Private investors back 'startups' to feed hungry New Brunswick students

·3 min read
Private investors back 'startups' to feed hungry New Brunswick students

In the last province not to have a school food program, Fredericton-based philanthropists Earl and Sandy Kitchen-Brewer are determined to make sure that no student goes hungry in the classroom.

In just a few years, they've invested $723,000 in breakfast, lunch and snack programs that benefit more than 100 schools from the Acadian Peninsula to Saint John.

"It's like a startup, and any type of startup needs funding," said Earl Brewer, co-founder of Plaza Retail REIT, a publicly traded company that lists more than a billion dollars in property assets.

One of the things the Brewers like to see in a proposal is students helping other students.

Mike Heenan/CBC
Mike Heenan/CBC

"They're practising empathy then," said Sandy Kitchen-Brewer. "They'll be the ones to carry on, in the future."

Earlier this year, the Brewer Foundation green-lighted a pitch from the former culinary tech teacher at Southern Victoria High School in Perth-Andover.

Older students helping the younger ones

David Gallagher envisioned high school students making meals for the younger students at Andover Elementary and Perth-Andover Middle School, who would otherwise go without.

The Brewer Foundation kicked in more than $30,000 to help pay for kitchen upgrades and glass-front display fridges so kids could see the milk and snacks inside and grab what they needed.

WATCH | Student volunteers practise empathy by making sure other New Brunswick students don't go hungry during the pandemic.

"The information they wanted to know was so heartwarming," said Carol Godbout, the school community co-ordinator at Andover Elementary.

"It wasn't just here, fill out some forms.

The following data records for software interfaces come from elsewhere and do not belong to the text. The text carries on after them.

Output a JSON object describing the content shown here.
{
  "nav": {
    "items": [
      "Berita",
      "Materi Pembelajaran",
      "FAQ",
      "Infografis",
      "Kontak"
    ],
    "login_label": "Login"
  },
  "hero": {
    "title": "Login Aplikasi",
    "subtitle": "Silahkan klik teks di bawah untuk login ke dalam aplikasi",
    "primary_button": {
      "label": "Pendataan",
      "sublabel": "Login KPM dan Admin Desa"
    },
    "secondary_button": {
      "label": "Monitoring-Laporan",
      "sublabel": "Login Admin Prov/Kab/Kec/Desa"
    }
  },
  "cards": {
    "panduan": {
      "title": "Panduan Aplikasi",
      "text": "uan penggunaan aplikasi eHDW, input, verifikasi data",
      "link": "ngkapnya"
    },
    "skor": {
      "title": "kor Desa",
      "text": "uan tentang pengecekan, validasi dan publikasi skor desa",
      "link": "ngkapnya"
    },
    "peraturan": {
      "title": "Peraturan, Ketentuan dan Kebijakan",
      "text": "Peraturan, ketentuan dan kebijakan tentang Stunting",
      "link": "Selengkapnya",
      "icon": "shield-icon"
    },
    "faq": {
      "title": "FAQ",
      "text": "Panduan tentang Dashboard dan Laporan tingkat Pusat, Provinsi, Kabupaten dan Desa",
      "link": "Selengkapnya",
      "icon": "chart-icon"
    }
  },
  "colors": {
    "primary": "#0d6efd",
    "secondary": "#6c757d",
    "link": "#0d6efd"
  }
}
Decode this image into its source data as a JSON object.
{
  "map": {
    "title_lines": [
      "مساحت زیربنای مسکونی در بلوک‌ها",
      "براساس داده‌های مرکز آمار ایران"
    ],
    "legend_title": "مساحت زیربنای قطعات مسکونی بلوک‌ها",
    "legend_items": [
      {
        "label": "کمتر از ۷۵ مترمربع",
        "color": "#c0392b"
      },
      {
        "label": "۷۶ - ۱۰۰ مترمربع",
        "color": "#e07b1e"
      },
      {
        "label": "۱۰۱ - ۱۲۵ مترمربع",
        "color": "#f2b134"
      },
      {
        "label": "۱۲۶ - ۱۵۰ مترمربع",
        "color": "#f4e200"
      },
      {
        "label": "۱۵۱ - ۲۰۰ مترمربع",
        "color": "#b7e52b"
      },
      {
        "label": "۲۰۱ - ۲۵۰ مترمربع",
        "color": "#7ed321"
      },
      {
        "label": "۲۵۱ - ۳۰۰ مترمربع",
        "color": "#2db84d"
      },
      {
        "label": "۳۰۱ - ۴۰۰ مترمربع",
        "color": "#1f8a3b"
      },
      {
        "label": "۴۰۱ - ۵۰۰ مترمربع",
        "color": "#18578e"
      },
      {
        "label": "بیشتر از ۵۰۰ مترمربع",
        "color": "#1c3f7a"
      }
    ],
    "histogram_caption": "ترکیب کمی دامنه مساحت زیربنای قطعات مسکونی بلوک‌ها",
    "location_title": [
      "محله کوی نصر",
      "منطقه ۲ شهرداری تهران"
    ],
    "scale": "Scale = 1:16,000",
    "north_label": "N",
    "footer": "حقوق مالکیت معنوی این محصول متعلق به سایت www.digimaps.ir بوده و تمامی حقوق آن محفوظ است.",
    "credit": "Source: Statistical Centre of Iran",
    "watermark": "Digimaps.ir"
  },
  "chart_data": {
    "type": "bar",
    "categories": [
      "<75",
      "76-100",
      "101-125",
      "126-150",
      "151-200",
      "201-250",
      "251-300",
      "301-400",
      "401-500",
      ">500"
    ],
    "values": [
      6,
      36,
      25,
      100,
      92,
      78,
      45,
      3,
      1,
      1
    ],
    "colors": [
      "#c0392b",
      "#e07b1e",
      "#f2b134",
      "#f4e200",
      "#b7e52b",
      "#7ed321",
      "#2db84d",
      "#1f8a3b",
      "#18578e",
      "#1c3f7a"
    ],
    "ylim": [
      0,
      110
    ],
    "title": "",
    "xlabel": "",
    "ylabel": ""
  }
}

It was … 'Tell us about you. Tell us about your community. Tell us about your kids.' It was amazing."

The very latest project to get funding approval is the new hub kitchen in Saint John where meals are made for five elementary schools in high-priority neighbourhoods.

Erica Lane, the community engagement co-ordinator for the Anglophone South School District, said they just got word that they'll be getting $24,000 that will, among other things, help them find more space.

3,000 lunches prepared a day

The Brewers say they're determined to keep developing partnerships with local food champions who have a lot of wisdom to offer because they're in the community.

"We're probably making somewhere around 3,000 lunches a day and backpacks on the weekend," said Earl Brewer, totalling up the projects thus far.

"So we're not quite halfway there. We estimate there's probably five to seven thousand kids in the province with no lunch and no access to food."

The 'silent pandemic'

Sandy Kitchen-Brewer said it was her daughter who first opened her eyes to what she calls the "silent pandemic" of kids not having enough to eat in New Brunswick.

That was back in 2016 and within a year, the Brewer Foundation had donated a fully equipped kitchen that sits on the property of Leo Hayes High School, where volunteers still gather every weekday to prep more than 300 lunches for more than a dozen schools in the Fredericton area.

Currently, COVID-19 has made it nearly impossible to meet with the kids who benefit from the programs.

"That's our favourite part," said Sandy. "I think it makes us more aware."

Tanya McBride, who runs the Feed the Lions program, said the kitchen continues to be a huge asset.

"Having this building here on the Leo Hayes campus is amazing for us," she said. "It provides so many opportunities."

McBride said she can't think of any other private citizens who have invested as much time, interest and money.

"Not at this level. It's amazing what Earl and Sandy have done for the whole student hunger program in the province."